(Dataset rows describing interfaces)

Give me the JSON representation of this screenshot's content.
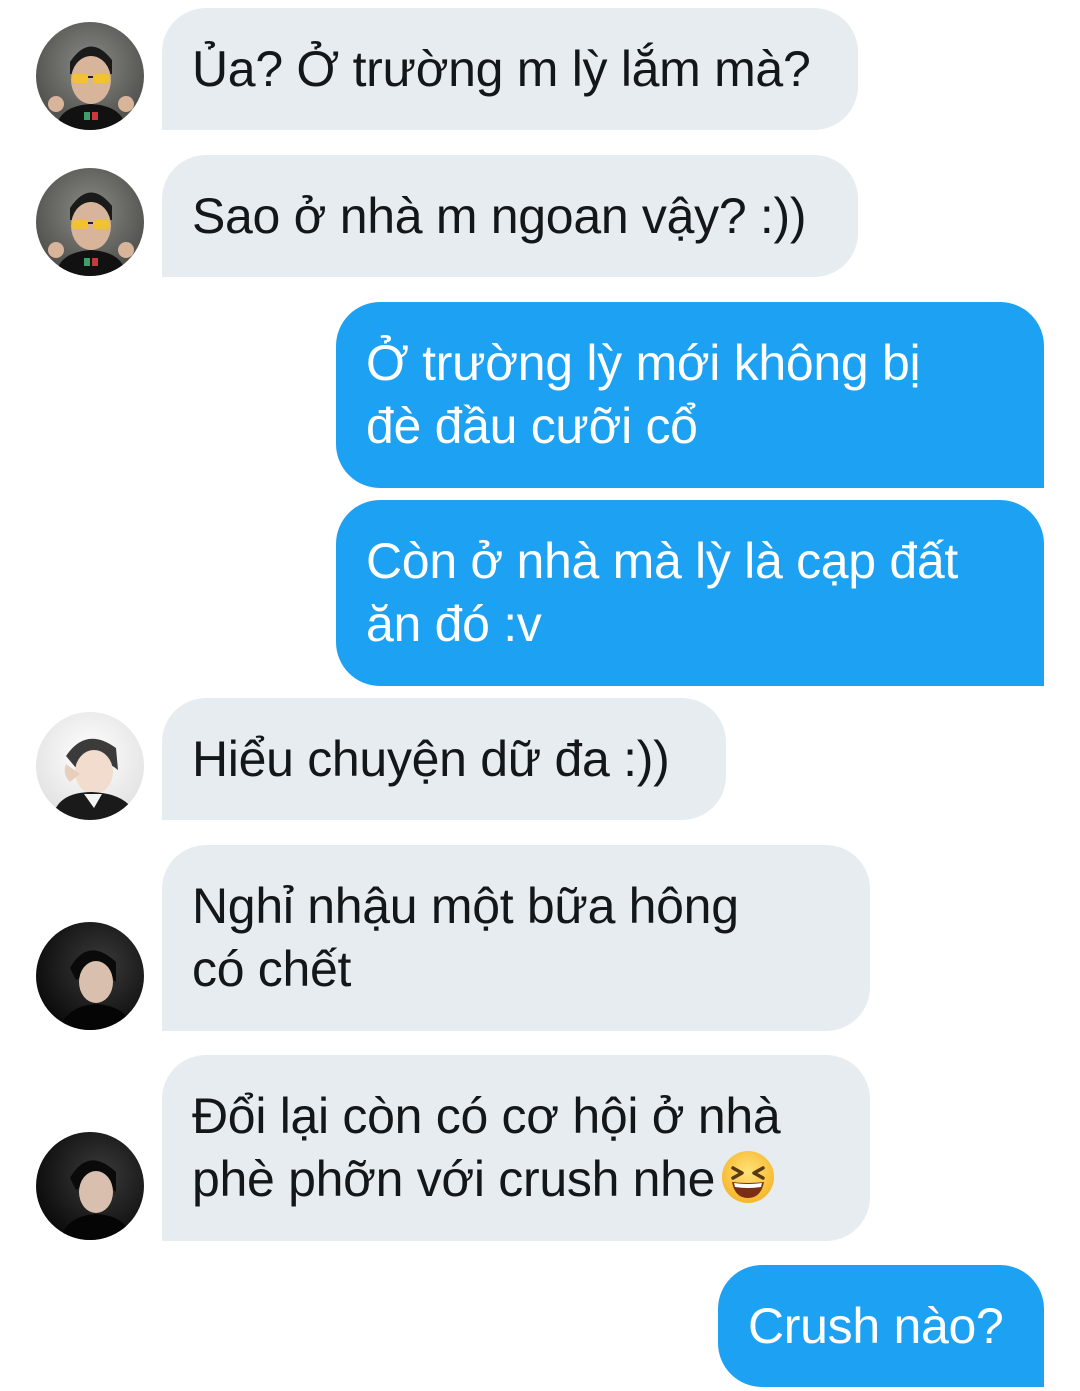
{
  "conversation": {
    "messages": [
      {
        "id": "m1",
        "direction": "incoming",
        "text": "Ủa? Ở trường m lỳ lắm mà?",
        "avatar_icon": "avatar-user-a-icon"
      },
      {
        "id": "m2",
        "direction": "incoming",
        "text": "Sao ở nhà m ngoan vậy? :))",
        "avatar_icon": "avatar-user-a-icon"
      },
      {
        "id": "m3",
        "direction": "outgoing",
        "text": "Ở trường lỳ mới không bị\nđè đầu cưỡi cổ"
      },
      {
        "id": "m4",
        "direction": "outgoing",
        "text": "Còn ở nhà mà lỳ là cạp đất\năn đó :v"
      },
      {
        "id": "m5",
        "direction": "incoming",
        "text": "Hiểu chuyện dữ đa :))",
        "avatar_icon": "avatar-user-b-icon"
      },
      {
        "id": "m6",
        "direction": "incoming",
        "text": "Nghỉ nhậu một bữa hông\ncó chết",
        "avatar_icon": "avatar-user-c-icon"
      },
      {
        "id": "m7",
        "direction": "incoming",
        "text": "Đổi lại còn có cơ hội ở nhà\nphè phỡn với crush nhe",
        "emoji": "laughing-face-emoji",
        "avatar_icon": "avatar-user-c-icon"
      },
      {
        "id": "m8",
        "direction": "outgoing",
        "text": "Crush nào?"
      }
    ]
  },
  "colors": {
    "incoming_bubble": "#e6ecf0",
    "incoming_text": "#14171a",
    "outgoing_bubble": "#1da1f2",
    "outgoing_text": "#ffffff",
    "background": "#ffffff"
  }
}
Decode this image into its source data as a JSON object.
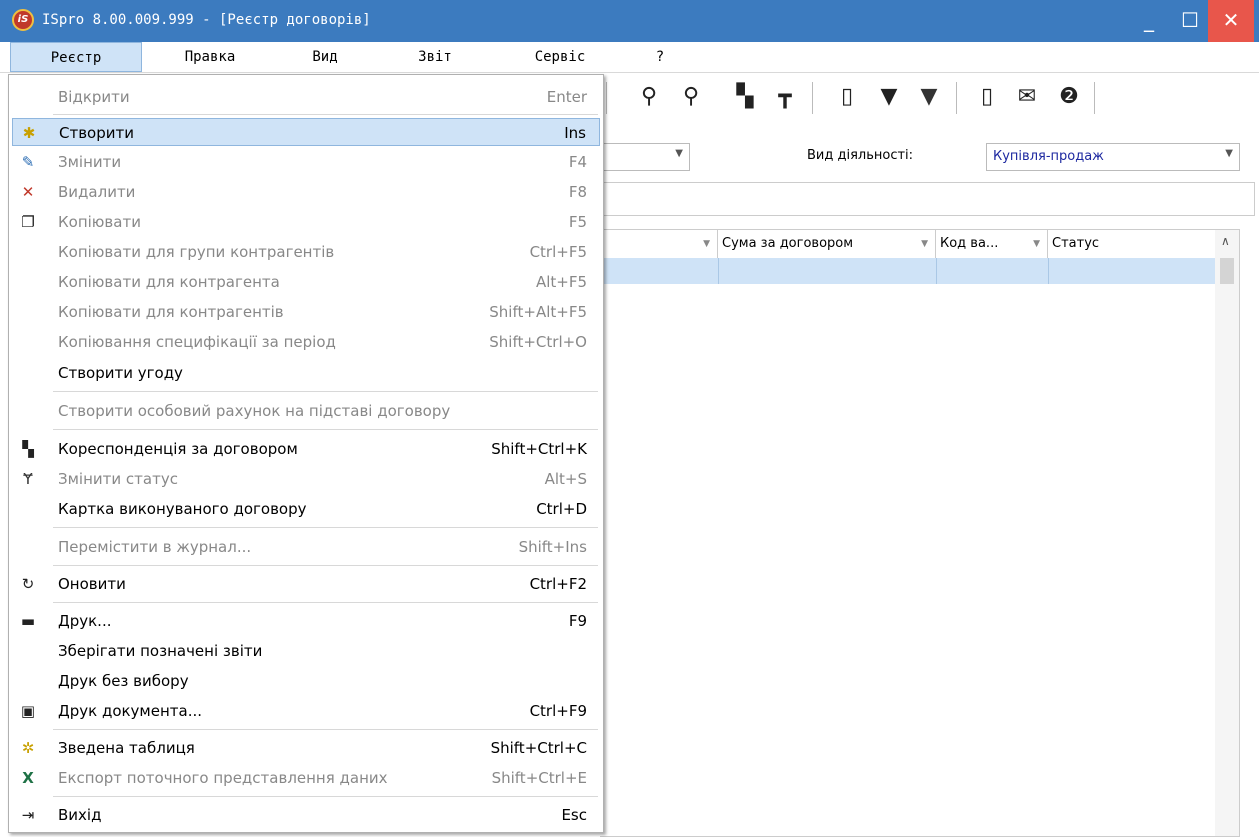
{
  "window": {
    "title": "ISpro 8.00.009.999 - [Реєстр договорів]",
    "logo_text": "iS",
    "minimize": "_",
    "maximize": "☐",
    "close": "✕"
  },
  "menubar": [
    "Реєстр",
    "Правка",
    "Вид",
    "Звіт",
    "Сервіс",
    "?"
  ],
  "toolbar": {
    "icons": [
      "search-icon",
      "find-next-icon",
      "correspondence-icon",
      "hierarchy-icon",
      "document-clock-icon",
      "filter-icon",
      "clear-filter-icon",
      "form-icon",
      "mail-icon",
      "help-icon"
    ]
  },
  "filters": {
    "activity_label": "Вид діяльності:",
    "activity_value": "Купівля-продаж"
  },
  "grid": {
    "columns": [
      "",
      "Сума за договором",
      "Код ва...",
      "Статус"
    ]
  },
  "menu": {
    "items": [
      {
        "label": "Відкрити",
        "shortcut": "Enter",
        "enabled": false,
        "icon": ""
      },
      {
        "label": "Створити",
        "shortcut": "Ins",
        "enabled": true,
        "selected": true,
        "icon": "create-icon"
      },
      {
        "label": "Змінити",
        "shortcut": "F4",
        "enabled": false,
        "icon": "edit-icon"
      },
      {
        "label": "Видалити",
        "shortcut": "F8",
        "enabled": false,
        "icon": "delete-icon"
      },
      {
        "label": "Копіювати",
        "shortcut": "F5",
        "enabled": false,
        "icon": "copy-icon"
      },
      {
        "label": "Копіювати для групи контрагентів",
        "shortcut": "Ctrl+F5",
        "enabled": false,
        "icon": ""
      },
      {
        "label": "Копіювати для контрагента",
        "shortcut": "Alt+F5",
        "enabled": false,
        "icon": ""
      },
      {
        "label": "Копіювати для контрагентів",
        "shortcut": "Shift+Alt+F5",
        "enabled": false,
        "icon": ""
      },
      {
        "label": "Копіювання специфікації за період",
        "shortcut": "Shift+Ctrl+O",
        "enabled": false,
        "icon": ""
      },
      {
        "label": "Створити угоду",
        "shortcut": "",
        "enabled": true,
        "icon": ""
      },
      {
        "label": "Створити особовий рахунок на підставі договору",
        "shortcut": "",
        "enabled": false,
        "icon": ""
      },
      {
        "label": "Кореспонденція за договором",
        "shortcut": "Shift+Ctrl+K",
        "enabled": true,
        "icon": "correspondence-icon"
      },
      {
        "label": "Змінити статус",
        "shortcut": "Alt+S",
        "enabled": false,
        "icon": "status-icon"
      },
      {
        "label": "Картка виконуваного договору",
        "shortcut": "Ctrl+D",
        "enabled": true,
        "icon": ""
      },
      {
        "label": "Перемістити в журнал...",
        "shortcut": "Shift+Ins",
        "enabled": false,
        "icon": ""
      },
      {
        "label": "Оновити",
        "shortcut": "Ctrl+F2",
        "enabled": true,
        "icon": "refresh-icon"
      },
      {
        "label": "Друк...",
        "shortcut": "F9",
        "enabled": true,
        "icon": "print-icon"
      },
      {
        "label": "Зберігати позначені звіти",
        "shortcut": "",
        "enabled": true,
        "icon": ""
      },
      {
        "label": "Друк без вибору",
        "shortcut": "",
        "enabled": true,
        "icon": ""
      },
      {
        "label": "Друк документа...",
        "shortcut": "Ctrl+F9",
        "enabled": true,
        "icon": "print-document-icon"
      },
      {
        "label": "Зведена таблиця",
        "shortcut": "Shift+Ctrl+C",
        "enabled": true,
        "icon": "pivot-table-icon"
      },
      {
        "label": "Експорт поточного представлення даних",
        "shortcut": "Shift+Ctrl+E",
        "enabled": false,
        "icon": "excel-export-icon"
      },
      {
        "label": "Вихід",
        "shortcut": "Esc",
        "enabled": true,
        "icon": "exit-icon"
      }
    ]
  },
  "colors": {
    "titlebar": "#3c7bbf",
    "selection": "#cfe3f7",
    "close_button": "#e8564b",
    "combo_text": "#1d28a0"
  }
}
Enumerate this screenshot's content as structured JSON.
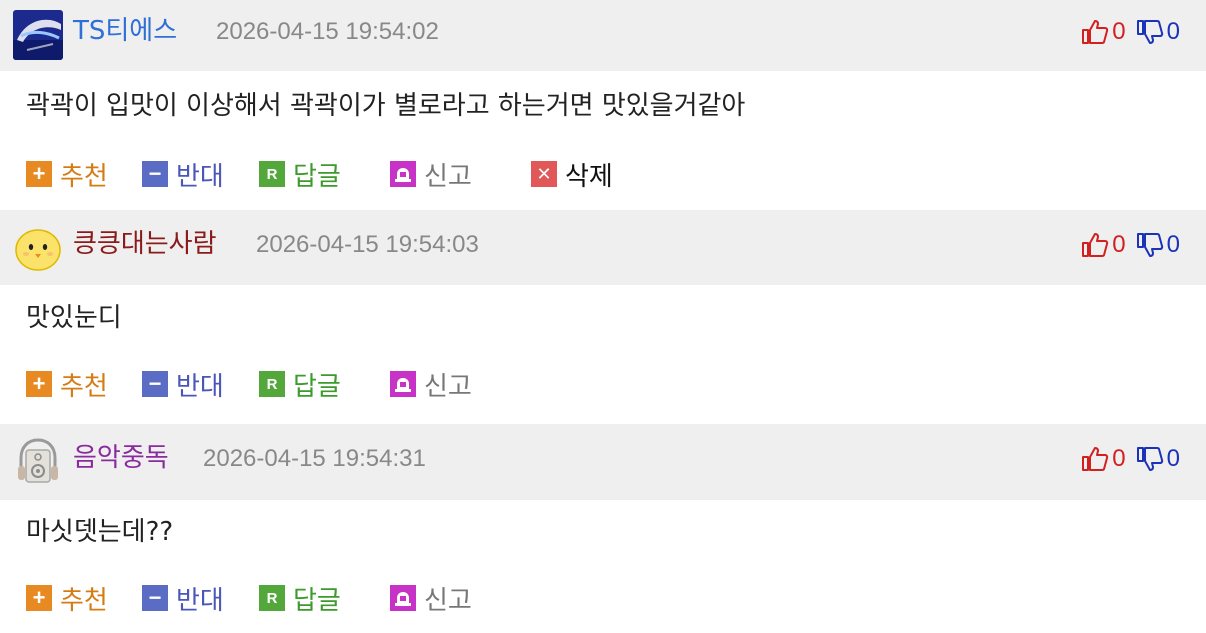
{
  "comments": [
    {
      "nickname": "TS티에스",
      "nickname_color": "#2f6fd8",
      "datetime": "2026-04-15 19:54:02",
      "upvotes": "0",
      "downvotes": "0",
      "text": "곽곽이 입맛이 이상해서 곽곽이가 별로라고 하는거면 맛있을거같아",
      "actions": {
        "recommend": "추천",
        "oppose": "반대",
        "reply": "답글",
        "report": "신고",
        "delete": "삭제"
      }
    },
    {
      "nickname": "킁킁대는사람",
      "nickname_color": "#8b1a1a",
      "datetime": "2026-04-15 19:54:03",
      "upvotes": "0",
      "downvotes": "0",
      "text": "맛있눈디",
      "actions": {
        "recommend": "추천",
        "oppose": "반대",
        "reply": "답글",
        "report": "신고"
      }
    },
    {
      "nickname": "음악중독",
      "nickname_color": "#8a2a9e",
      "datetime": "2026-04-15 19:54:31",
      "upvotes": "0",
      "downvotes": "0",
      "text": "마싯뎃는데??",
      "actions": {
        "recommend": "추천",
        "oppose": "반대",
        "reply": "답글",
        "report": "신고"
      }
    }
  ],
  "icons": {
    "recommend": "plus-icon",
    "oppose": "minus-icon",
    "reply": "reply-icon",
    "report": "siren-icon",
    "delete": "delete-icon",
    "upvote": "thumbs-up-icon",
    "downvote": "thumbs-down-icon"
  }
}
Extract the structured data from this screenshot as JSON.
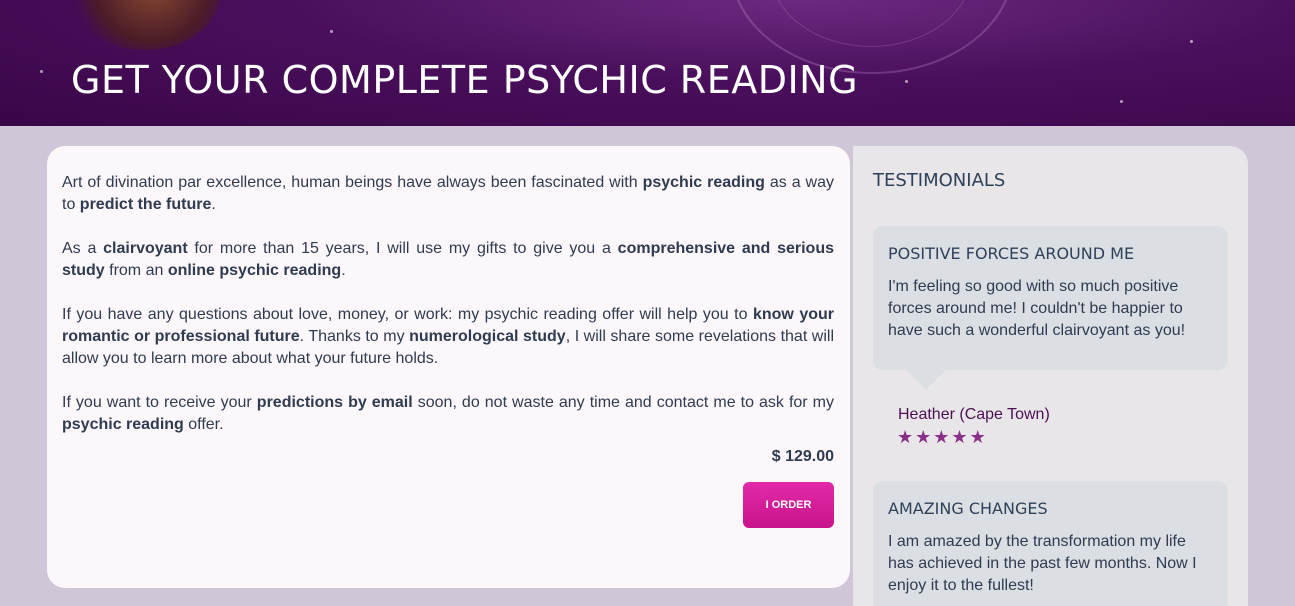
{
  "hero": {
    "title": "GET YOUR COMPLETE PSYCHIC READING"
  },
  "offer": {
    "paragraphs": [
      [
        {
          "t": "Art of divination par excellence, human beings have always been fascinated with ",
          "b": false
        },
        {
          "t": "psychic reading",
          "b": true
        },
        {
          "t": " as a way to ",
          "b": false
        },
        {
          "t": "predict the future",
          "b": true
        },
        {
          "t": ".",
          "b": false
        }
      ],
      [
        {
          "t": "As a ",
          "b": false
        },
        {
          "t": "clairvoyant",
          "b": true
        },
        {
          "t": " for more than 15 years, I will use my gifts to give you a ",
          "b": false
        },
        {
          "t": "comprehensive and serious study",
          "b": true
        },
        {
          "t": " from an ",
          "b": false
        },
        {
          "t": "online psychic reading",
          "b": true
        },
        {
          "t": ".",
          "b": false
        }
      ],
      [
        {
          "t": "If you have any questions about love, money, or work: my psychic reading offer will help you to ",
          "b": false
        },
        {
          "t": "know your romantic or professional future",
          "b": true
        },
        {
          "t": ". Thanks to my ",
          "b": false
        },
        {
          "t": "numerological study",
          "b": true
        },
        {
          "t": ", I will share some revelations that will allow you to learn more about what your future holds.",
          "b": false
        }
      ],
      [
        {
          "t": "If you want to receive your ",
          "b": false
        },
        {
          "t": "predictions by email",
          "b": true
        },
        {
          "t": " soon, do not waste any time and contact me to ask for my ",
          "b": false
        },
        {
          "t": "psychic reading",
          "b": true
        },
        {
          "t": " offer.",
          "b": false
        }
      ]
    ],
    "price": "$ 129.00",
    "order_label": "I ORDER"
  },
  "testimonials": {
    "heading": "TESTIMONIALS",
    "items": [
      {
        "title": "POSITIVE FORCES AROUND ME",
        "text": "I'm feeling so good with so much positive forces around me! I couldn't be happier to have such a wonderful clairvoyant as you!",
        "author": "Heather (Cape Town)",
        "rating": 5
      },
      {
        "title": "AMAZING CHANGES",
        "text": "I am amazed by the transformation my life has achieved in the past few months. Now I enjoy it to the fullest!"
      }
    ]
  },
  "colors": {
    "brand_purple": "#4a0f5c",
    "order_button": "#e22aa8",
    "star": "#8a2f88"
  }
}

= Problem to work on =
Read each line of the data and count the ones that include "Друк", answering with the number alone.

= Completed task =
3